On the rebooted Menu Bar podcast, which focuses on Apple and related subjects, former Apple employee Bob Burrough stopped by to discuss his experiences working on the original iPhone, including how he smuggled the first production models out of China. Burrough also talks about the transition from Steve Jobs to Tim Cook and the resulting changes in company culture. Burrough says that under Jobs, employees were allowed to call out faults anywhere they saw them, regardless of whether or not it was in their wheelhouse, but under Cook, Apple employees are encouraged to stay in their own lanes.

10 comments

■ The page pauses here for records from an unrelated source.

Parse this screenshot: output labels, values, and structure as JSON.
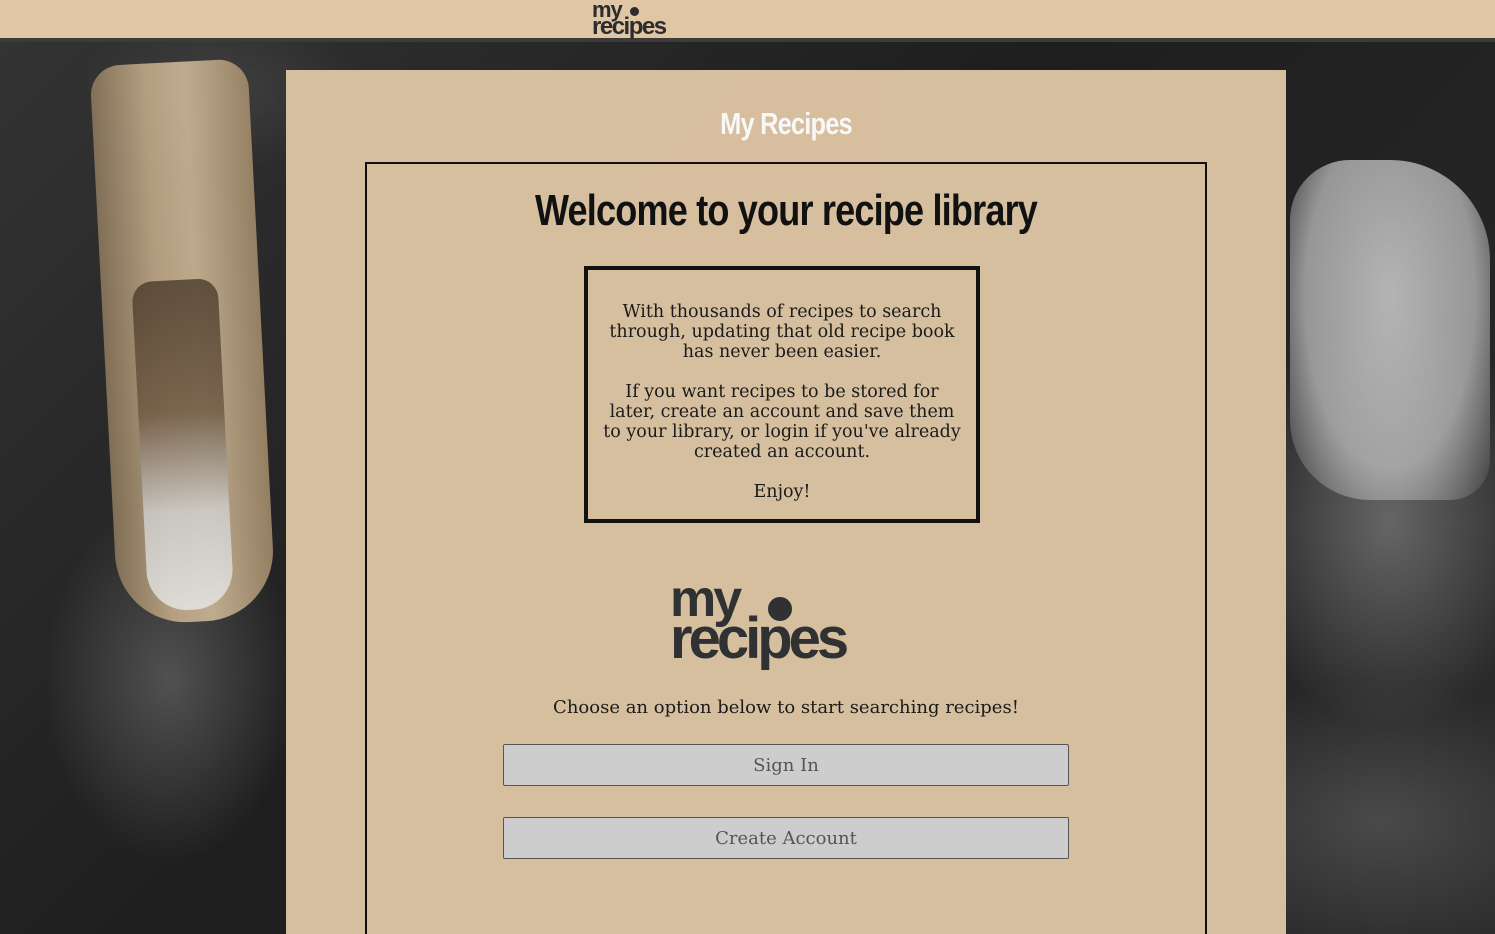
{
  "navbar": {
    "logo_line1": "my",
    "logo_line2": "recipes"
  },
  "panel": {
    "title": "My Recipes"
  },
  "card": {
    "heading": "Welcome to your recipe library",
    "intro": {
      "paragraph1": "With thousands of recipes to search through, updating that old recipe book has never been easier.",
      "paragraph2": "If you want recipes to be stored for later, create an account and save them to your library, or login if you've already created an account.",
      "paragraph3": "Enjoy!"
    },
    "logo_line1": "my",
    "logo_line2": "recipes",
    "choose_text": "Choose an option below to start searching recipes!",
    "buttons": {
      "sign_in": "Sign In",
      "create_account": "Create Account"
    }
  },
  "colors": {
    "navbar_bg": "#dfc6a5",
    "panel_bg": "#dcc4a3",
    "button_bg": "#cdcdcd",
    "text_dark": "#111111"
  }
}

The Legend of Snow Leopard

In the view of many long-time Mac users, Mac OS X 10.6 Snow Leopard was the pinnacle of Apple’s desktop software, with every update since a step backward in one way or another. 9to5Mac’s Michael Steeber looks into this phenomenon and its origins. Along with the timing and pricing issues Steeber mentions, an argument could be made that Snow Leopard was the last version of OS X before Apple started to add iOS elements in 10.7 Lion. Plus, Snow Leopard was the final version of OS X to support Rosetta, and thus the last version that could run PowerPC applications. Despite all this, it’s worth remembering that Snow Leopard hasn’t seen a security update in years.